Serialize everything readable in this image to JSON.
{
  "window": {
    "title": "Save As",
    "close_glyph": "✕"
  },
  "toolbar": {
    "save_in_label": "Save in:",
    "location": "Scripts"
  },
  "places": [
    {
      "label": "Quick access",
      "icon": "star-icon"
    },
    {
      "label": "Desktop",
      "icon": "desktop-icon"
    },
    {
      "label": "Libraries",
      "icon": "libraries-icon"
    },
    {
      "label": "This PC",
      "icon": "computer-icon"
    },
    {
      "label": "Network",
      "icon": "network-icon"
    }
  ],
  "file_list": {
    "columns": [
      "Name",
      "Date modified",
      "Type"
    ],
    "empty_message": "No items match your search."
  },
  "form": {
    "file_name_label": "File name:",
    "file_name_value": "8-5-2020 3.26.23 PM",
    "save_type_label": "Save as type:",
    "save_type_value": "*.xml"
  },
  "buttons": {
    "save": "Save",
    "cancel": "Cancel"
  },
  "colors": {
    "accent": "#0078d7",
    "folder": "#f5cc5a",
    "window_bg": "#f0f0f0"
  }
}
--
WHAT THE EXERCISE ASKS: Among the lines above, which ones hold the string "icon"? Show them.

THE ANSWER:
      "icon": "star-icon"
      "icon": "desktop-icon"
      "icon": "libraries-icon"
      "icon": "computer-icon"
      "icon": "network-icon"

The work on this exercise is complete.